## Work to be completed
Collect the lines of the entries where "Sensitivity" shows up.

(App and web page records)
··········

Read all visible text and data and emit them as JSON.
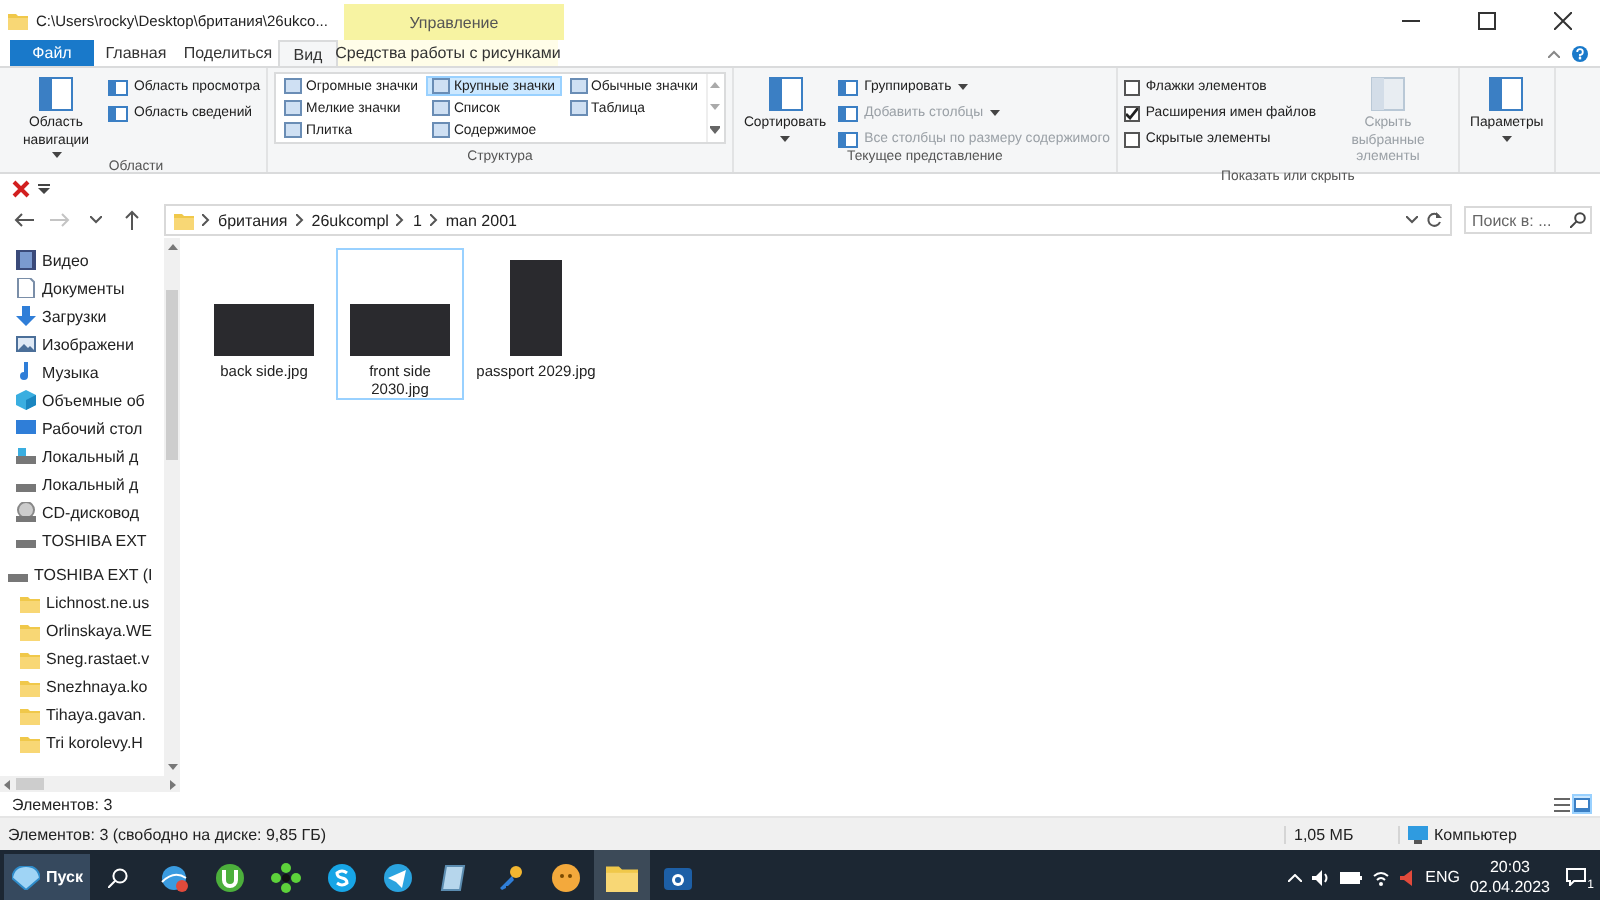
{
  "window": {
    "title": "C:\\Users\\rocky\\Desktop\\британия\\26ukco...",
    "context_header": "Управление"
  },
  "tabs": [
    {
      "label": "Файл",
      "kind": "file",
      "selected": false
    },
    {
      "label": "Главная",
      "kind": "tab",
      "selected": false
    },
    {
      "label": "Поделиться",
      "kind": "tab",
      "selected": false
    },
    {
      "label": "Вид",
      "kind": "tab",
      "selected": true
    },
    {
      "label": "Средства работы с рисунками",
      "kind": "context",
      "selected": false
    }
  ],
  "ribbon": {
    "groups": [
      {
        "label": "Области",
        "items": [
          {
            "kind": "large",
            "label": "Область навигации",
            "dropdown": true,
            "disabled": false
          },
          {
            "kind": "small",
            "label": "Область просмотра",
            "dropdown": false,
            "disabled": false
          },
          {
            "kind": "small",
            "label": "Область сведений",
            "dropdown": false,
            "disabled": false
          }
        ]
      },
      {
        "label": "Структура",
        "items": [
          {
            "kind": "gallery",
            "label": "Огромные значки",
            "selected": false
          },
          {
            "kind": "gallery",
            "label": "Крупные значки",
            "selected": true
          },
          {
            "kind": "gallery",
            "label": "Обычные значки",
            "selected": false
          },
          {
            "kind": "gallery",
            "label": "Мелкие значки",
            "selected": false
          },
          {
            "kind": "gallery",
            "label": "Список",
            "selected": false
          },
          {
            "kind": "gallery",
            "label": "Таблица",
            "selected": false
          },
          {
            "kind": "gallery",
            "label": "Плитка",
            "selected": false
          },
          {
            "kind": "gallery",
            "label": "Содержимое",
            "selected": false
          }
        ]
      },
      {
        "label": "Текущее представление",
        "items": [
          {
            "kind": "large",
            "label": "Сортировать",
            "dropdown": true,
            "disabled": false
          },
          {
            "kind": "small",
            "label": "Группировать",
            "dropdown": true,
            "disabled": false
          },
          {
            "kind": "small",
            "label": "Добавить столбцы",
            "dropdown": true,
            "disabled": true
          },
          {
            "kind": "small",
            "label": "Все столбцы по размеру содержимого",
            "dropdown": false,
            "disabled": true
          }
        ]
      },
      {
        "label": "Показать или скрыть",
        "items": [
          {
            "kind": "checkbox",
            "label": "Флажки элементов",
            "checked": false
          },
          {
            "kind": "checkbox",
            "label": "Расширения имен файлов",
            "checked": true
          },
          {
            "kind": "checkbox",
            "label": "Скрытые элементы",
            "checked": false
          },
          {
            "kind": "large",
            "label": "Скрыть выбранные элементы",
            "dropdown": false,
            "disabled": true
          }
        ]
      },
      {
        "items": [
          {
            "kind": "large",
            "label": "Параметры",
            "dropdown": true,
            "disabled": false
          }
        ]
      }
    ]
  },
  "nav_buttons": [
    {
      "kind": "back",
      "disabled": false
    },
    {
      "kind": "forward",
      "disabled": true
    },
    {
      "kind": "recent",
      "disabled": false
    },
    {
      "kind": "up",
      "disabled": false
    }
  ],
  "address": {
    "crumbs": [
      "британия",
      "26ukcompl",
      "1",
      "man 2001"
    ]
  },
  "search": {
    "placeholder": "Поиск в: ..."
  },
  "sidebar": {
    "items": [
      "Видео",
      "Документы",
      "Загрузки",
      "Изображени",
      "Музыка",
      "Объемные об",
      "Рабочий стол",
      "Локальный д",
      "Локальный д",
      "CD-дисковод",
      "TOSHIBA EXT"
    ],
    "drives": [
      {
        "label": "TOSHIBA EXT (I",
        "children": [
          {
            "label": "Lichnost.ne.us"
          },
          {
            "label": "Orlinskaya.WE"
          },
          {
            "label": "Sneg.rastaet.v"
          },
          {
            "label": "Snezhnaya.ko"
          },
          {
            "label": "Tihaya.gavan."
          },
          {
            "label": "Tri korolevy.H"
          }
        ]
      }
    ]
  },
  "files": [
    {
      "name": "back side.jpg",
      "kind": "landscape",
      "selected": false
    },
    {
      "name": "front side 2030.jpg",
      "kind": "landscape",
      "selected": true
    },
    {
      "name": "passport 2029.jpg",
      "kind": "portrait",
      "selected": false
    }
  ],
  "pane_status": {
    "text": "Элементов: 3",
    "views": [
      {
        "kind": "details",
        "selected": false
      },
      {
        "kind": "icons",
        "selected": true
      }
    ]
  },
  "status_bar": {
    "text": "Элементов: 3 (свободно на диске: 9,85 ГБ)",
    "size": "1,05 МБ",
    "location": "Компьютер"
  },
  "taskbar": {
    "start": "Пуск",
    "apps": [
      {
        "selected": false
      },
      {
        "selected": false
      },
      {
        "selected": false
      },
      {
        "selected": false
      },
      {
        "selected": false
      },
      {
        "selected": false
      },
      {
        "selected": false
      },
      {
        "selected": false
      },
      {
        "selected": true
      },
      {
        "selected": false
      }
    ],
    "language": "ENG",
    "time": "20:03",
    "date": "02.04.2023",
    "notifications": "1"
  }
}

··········

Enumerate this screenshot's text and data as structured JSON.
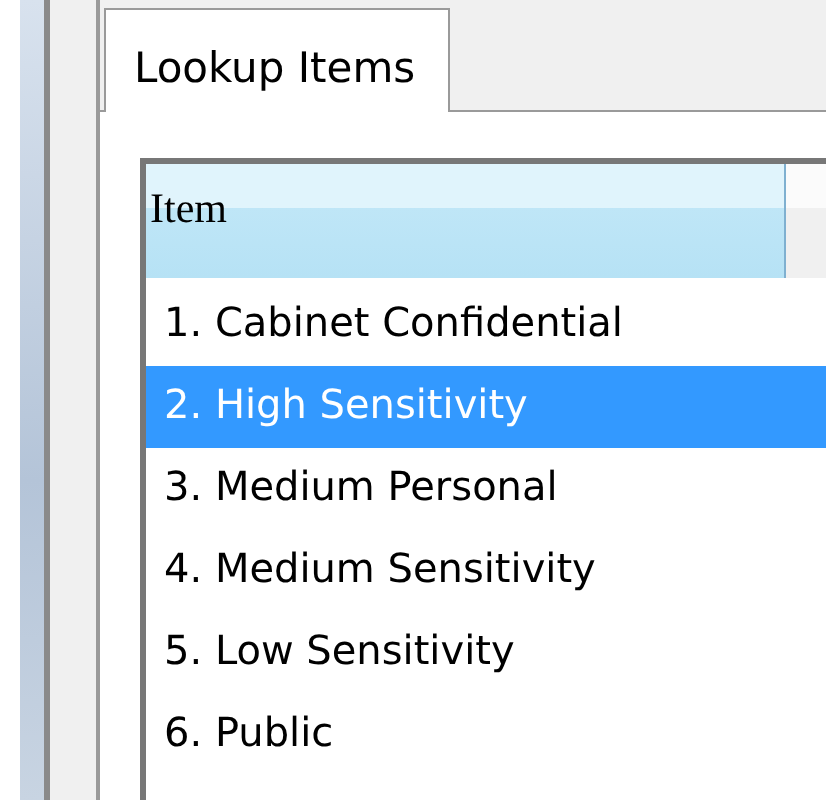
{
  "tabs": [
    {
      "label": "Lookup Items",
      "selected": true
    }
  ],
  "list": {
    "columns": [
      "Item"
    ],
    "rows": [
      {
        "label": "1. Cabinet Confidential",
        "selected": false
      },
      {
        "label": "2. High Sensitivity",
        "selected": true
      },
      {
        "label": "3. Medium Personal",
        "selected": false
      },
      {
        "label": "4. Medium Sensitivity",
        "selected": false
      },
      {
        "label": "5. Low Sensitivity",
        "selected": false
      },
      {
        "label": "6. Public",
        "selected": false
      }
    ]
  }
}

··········

## Solution to the problem
        "label": "2. High Sensitivity",
        "label": "4. Medium Sensitivity",
        "label": "5. Low Sensitivity",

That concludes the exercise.